WHAT TO WORK ON ▸ What lines in the data hold the string "size"? Show them.

Dataset rows describing interfaces:
--------
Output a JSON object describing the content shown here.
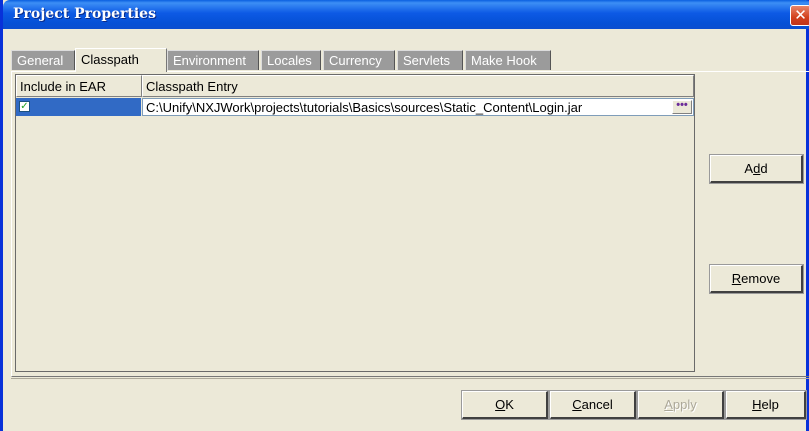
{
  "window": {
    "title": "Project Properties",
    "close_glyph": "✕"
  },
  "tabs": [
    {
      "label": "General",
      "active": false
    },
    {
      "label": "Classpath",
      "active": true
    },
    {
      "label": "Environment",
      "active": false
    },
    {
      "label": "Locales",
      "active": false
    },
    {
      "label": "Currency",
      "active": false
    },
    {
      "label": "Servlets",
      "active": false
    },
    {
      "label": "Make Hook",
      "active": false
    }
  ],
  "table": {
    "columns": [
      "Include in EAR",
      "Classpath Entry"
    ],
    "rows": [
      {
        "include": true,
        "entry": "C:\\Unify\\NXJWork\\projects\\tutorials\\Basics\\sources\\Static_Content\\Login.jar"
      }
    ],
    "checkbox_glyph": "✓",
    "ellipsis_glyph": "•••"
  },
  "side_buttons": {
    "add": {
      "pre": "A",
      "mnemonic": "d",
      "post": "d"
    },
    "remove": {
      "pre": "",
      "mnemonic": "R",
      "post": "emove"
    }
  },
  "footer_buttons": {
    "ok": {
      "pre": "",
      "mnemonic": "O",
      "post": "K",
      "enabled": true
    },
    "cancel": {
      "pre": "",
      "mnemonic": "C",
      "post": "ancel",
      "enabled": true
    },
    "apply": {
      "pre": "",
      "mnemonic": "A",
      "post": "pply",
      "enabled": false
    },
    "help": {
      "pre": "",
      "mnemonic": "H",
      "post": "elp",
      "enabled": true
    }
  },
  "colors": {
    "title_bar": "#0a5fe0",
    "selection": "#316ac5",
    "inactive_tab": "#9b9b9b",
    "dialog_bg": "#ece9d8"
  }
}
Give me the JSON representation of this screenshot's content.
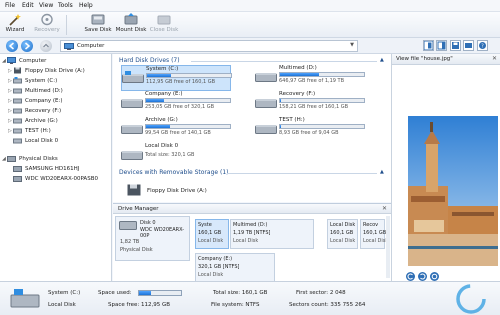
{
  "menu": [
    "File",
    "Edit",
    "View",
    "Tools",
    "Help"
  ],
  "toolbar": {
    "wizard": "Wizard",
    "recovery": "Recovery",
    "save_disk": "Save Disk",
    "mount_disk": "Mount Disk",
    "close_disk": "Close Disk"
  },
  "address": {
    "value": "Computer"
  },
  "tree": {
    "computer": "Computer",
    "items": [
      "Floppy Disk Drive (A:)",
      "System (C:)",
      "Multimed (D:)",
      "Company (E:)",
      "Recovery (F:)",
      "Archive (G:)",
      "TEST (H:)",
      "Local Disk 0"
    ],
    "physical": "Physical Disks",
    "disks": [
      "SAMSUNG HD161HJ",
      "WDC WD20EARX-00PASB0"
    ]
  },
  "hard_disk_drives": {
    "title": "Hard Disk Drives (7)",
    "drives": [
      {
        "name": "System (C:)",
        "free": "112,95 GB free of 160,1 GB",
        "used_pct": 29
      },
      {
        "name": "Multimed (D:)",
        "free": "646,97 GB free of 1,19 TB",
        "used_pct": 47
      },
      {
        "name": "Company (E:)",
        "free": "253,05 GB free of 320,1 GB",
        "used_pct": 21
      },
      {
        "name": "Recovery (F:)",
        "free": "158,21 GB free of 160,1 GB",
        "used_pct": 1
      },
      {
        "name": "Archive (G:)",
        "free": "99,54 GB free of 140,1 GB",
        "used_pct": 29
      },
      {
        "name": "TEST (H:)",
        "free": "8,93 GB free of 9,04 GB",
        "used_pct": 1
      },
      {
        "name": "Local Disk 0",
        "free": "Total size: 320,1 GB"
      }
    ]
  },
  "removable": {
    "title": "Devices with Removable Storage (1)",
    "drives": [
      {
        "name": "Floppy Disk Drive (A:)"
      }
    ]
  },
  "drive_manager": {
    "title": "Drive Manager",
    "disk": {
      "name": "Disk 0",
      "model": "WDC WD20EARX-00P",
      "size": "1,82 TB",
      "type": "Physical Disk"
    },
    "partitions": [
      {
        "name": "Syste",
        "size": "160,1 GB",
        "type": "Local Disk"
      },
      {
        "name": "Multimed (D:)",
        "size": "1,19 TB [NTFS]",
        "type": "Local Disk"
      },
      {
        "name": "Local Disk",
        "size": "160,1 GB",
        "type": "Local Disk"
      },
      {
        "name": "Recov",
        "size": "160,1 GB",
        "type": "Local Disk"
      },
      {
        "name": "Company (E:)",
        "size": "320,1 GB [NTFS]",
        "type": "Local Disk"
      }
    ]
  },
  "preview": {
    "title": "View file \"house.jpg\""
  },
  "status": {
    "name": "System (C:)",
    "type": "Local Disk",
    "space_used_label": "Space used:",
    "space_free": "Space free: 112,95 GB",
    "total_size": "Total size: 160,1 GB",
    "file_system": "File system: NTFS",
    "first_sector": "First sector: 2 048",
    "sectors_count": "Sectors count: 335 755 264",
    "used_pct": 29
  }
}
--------
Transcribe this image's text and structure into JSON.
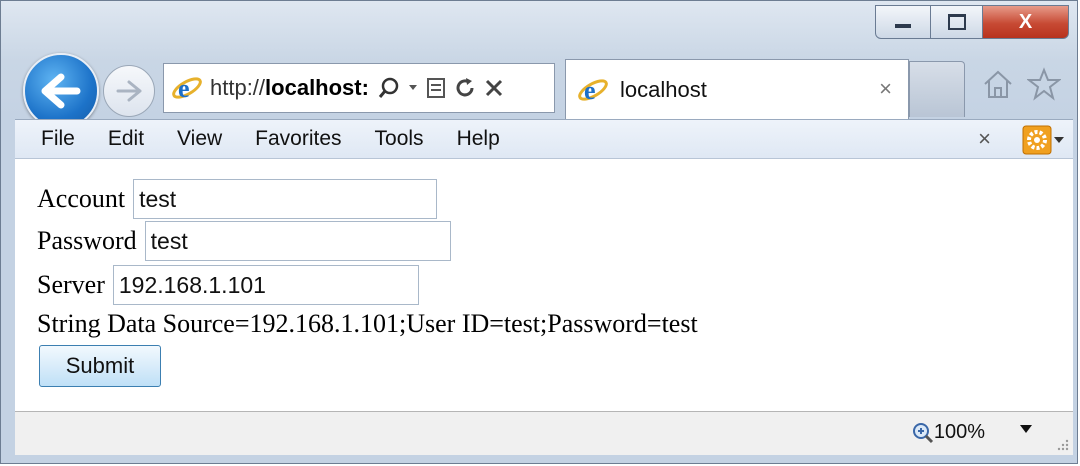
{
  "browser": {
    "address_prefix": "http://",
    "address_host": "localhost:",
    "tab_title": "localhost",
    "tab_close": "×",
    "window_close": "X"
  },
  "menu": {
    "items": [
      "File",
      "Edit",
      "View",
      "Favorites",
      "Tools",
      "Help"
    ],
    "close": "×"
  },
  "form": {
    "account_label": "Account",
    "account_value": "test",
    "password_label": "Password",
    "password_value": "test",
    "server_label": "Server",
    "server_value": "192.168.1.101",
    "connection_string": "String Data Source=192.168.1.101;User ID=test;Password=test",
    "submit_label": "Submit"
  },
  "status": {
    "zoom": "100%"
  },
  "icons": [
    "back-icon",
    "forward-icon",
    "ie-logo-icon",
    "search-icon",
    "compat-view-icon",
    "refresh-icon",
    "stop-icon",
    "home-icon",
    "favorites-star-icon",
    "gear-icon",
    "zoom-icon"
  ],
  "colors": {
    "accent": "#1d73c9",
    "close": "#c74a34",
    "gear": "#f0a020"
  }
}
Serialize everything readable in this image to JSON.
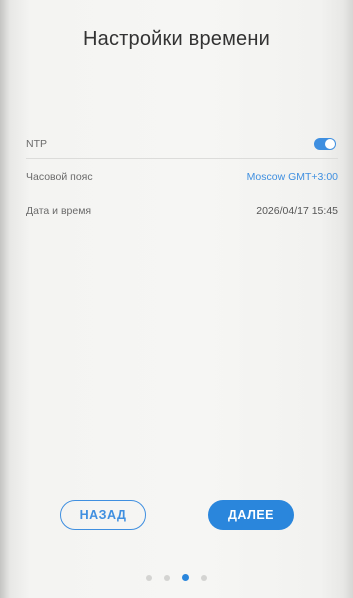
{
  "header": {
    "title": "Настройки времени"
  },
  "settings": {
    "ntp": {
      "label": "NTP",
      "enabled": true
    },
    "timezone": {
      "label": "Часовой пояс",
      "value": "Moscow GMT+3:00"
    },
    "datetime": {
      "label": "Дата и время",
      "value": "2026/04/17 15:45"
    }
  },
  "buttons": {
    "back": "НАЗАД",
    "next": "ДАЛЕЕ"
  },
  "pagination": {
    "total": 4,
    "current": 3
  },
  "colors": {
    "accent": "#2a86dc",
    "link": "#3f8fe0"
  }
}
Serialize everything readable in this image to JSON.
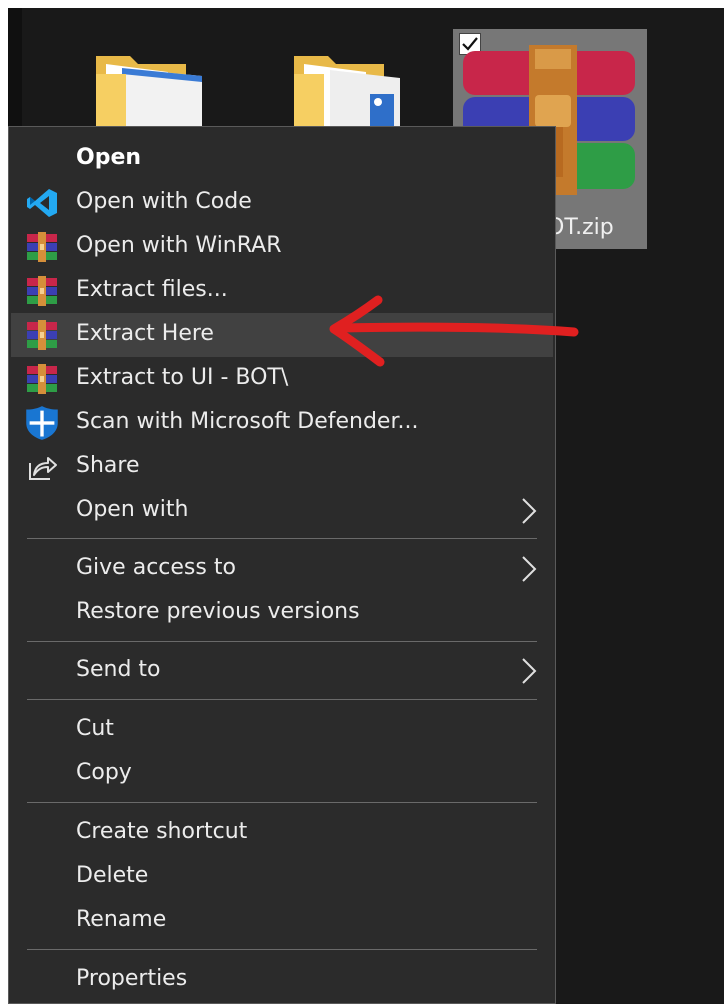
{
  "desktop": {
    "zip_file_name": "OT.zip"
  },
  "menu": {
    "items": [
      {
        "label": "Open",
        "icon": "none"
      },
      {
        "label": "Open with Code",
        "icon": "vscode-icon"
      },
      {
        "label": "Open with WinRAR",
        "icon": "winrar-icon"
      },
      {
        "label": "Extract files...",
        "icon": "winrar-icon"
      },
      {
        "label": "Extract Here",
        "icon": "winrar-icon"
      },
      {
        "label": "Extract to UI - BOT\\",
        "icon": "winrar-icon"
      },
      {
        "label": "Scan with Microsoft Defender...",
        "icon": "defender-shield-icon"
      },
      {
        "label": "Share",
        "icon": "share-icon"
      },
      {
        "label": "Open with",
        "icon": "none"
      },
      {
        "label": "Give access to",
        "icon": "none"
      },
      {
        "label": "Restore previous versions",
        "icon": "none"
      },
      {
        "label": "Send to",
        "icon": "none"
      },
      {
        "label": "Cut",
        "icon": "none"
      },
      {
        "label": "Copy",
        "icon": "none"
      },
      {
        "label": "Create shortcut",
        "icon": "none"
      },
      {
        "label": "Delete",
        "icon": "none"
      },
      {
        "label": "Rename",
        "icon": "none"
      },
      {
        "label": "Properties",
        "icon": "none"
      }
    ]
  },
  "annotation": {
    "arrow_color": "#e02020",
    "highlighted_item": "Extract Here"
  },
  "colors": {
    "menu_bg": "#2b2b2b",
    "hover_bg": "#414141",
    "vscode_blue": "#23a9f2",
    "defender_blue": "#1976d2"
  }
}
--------
RESPONSE AREA ▸
        "free": "Total size: 320,1 GB"
      "size": "1,82 TB",
        "size": "160,1 GB",
        "size": "1,19 TB [NTFS]",
        "size": "160,1 GB",
        "size": "160,1 GB",
        "size": "320,1 GB [NTFS]",
    "total_size": "Total size: 160,1 GB",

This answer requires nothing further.